Segment Start: Task data
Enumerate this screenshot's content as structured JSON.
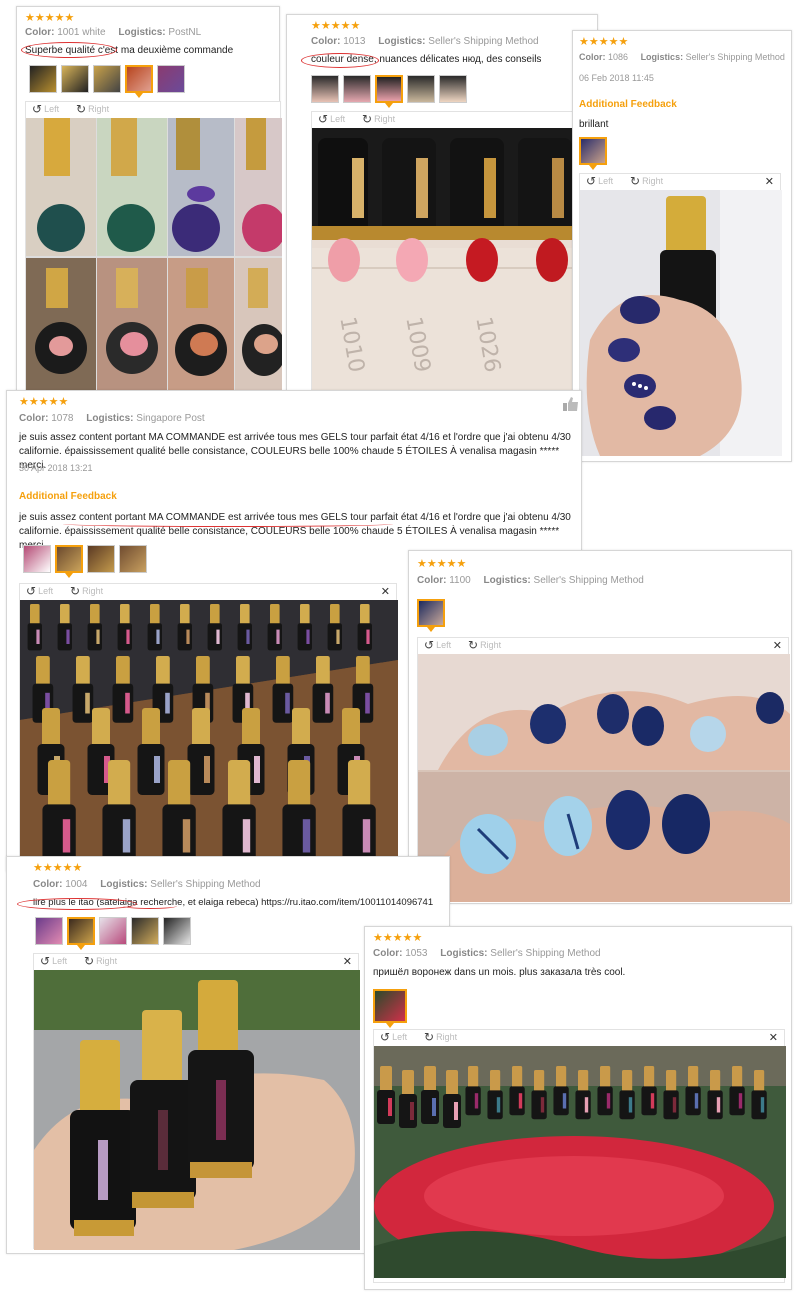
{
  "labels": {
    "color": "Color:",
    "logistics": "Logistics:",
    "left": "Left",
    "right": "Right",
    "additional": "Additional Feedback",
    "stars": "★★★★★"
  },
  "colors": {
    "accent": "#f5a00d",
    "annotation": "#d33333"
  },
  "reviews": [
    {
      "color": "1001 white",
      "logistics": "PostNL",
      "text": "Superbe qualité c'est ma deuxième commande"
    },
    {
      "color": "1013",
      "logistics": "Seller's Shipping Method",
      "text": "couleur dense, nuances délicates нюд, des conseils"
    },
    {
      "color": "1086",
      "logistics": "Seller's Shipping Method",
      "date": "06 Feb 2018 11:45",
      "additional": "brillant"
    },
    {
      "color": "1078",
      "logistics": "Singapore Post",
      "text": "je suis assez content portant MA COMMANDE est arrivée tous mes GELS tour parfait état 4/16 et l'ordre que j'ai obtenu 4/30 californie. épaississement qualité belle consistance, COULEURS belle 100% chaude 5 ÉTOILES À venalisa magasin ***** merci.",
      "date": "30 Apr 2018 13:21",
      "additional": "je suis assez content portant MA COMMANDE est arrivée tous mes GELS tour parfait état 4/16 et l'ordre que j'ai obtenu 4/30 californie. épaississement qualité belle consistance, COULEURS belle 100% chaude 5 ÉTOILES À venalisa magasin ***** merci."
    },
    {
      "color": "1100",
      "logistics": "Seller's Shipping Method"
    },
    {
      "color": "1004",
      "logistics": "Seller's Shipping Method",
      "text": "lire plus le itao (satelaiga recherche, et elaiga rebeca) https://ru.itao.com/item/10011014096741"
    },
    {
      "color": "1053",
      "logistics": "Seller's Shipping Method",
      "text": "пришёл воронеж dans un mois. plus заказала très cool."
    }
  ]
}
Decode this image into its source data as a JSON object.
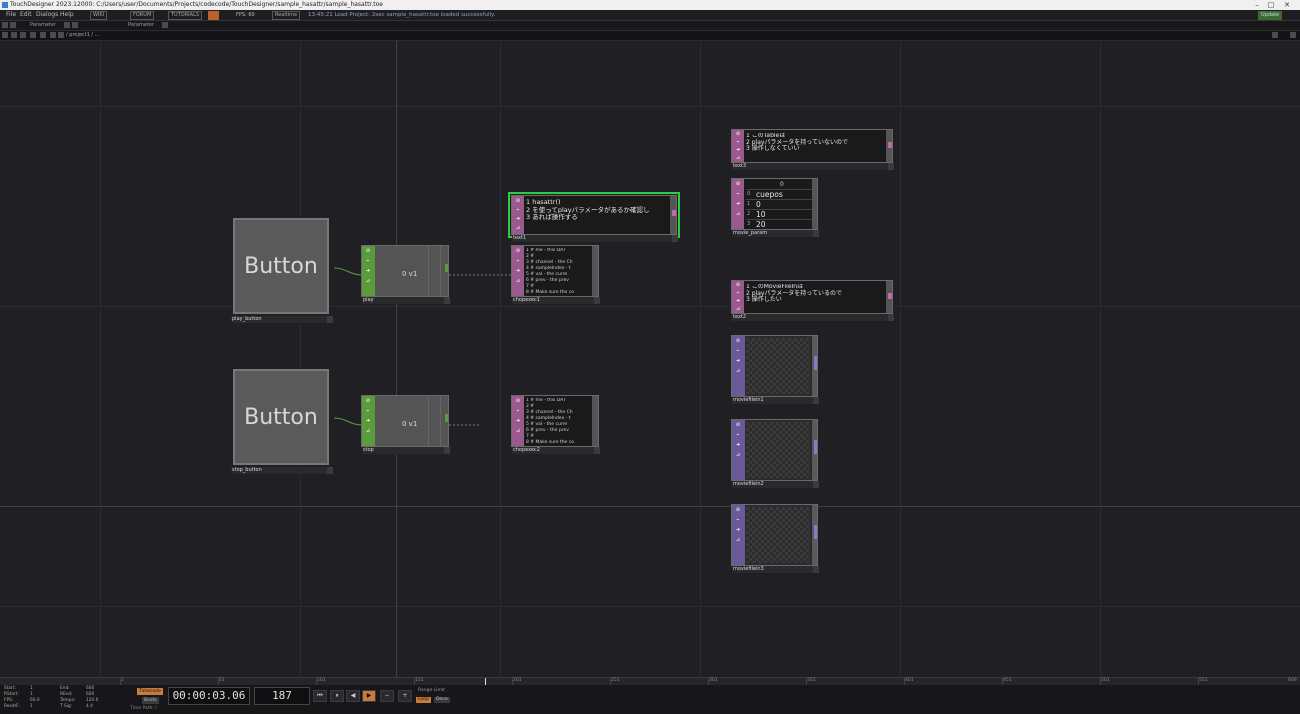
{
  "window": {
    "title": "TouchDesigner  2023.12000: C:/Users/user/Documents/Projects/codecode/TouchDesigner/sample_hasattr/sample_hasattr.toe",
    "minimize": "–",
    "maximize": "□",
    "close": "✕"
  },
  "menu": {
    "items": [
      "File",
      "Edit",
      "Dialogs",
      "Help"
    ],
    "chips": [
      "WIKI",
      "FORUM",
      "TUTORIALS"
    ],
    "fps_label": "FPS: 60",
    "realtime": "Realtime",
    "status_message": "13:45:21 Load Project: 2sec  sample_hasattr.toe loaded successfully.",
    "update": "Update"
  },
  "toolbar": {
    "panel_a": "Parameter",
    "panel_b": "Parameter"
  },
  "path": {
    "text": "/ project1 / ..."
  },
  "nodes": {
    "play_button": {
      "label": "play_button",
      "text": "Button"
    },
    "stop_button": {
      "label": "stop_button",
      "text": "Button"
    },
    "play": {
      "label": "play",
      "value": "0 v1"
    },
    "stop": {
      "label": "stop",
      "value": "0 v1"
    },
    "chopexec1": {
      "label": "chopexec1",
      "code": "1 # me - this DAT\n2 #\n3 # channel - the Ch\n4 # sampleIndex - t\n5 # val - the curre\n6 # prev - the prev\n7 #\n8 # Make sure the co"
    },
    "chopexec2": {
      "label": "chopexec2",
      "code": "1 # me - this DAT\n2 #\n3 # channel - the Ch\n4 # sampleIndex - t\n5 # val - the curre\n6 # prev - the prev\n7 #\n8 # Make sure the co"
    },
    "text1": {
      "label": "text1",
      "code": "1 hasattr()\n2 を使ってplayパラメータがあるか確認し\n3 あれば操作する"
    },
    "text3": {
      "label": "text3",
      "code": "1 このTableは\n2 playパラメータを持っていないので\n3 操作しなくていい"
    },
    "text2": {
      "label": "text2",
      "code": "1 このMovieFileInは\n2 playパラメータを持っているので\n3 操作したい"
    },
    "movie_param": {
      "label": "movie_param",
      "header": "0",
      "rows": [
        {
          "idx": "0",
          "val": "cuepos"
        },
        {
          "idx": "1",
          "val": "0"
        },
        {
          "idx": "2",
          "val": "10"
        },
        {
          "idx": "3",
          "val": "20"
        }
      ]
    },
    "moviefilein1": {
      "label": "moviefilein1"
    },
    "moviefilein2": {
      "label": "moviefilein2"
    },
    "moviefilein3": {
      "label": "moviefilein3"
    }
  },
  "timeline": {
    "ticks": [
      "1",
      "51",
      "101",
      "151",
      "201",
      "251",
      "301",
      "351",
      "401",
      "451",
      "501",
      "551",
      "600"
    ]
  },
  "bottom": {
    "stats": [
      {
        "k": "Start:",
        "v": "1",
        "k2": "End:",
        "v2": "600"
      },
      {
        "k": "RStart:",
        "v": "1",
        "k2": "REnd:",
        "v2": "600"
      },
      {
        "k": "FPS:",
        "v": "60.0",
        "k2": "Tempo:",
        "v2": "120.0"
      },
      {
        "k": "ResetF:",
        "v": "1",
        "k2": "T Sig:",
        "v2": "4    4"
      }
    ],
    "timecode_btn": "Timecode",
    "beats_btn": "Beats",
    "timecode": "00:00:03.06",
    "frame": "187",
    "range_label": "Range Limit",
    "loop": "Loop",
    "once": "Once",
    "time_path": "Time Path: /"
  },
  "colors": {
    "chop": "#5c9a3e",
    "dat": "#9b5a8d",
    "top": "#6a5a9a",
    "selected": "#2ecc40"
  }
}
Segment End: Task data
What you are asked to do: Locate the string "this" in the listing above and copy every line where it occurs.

Result below:
Enumerate this screenshot's content as structured JSON.
Decode this image into its source data as a JSON object.
      "code": "1 # me - this DAT\n2 #\n3 # channel - the Ch\n4 # sampleIndex - t\n5 # val - the curre\n6 # prev - the prev\n7 #\n8 # Make sure the co"
      "code": "1 # me - this DAT\n2 #\n3 # channel - the Ch\n4 # sampleIndex - t\n5 # val - the curre\n6 # prev - the prev\n7 #\n8 # Make sure the co"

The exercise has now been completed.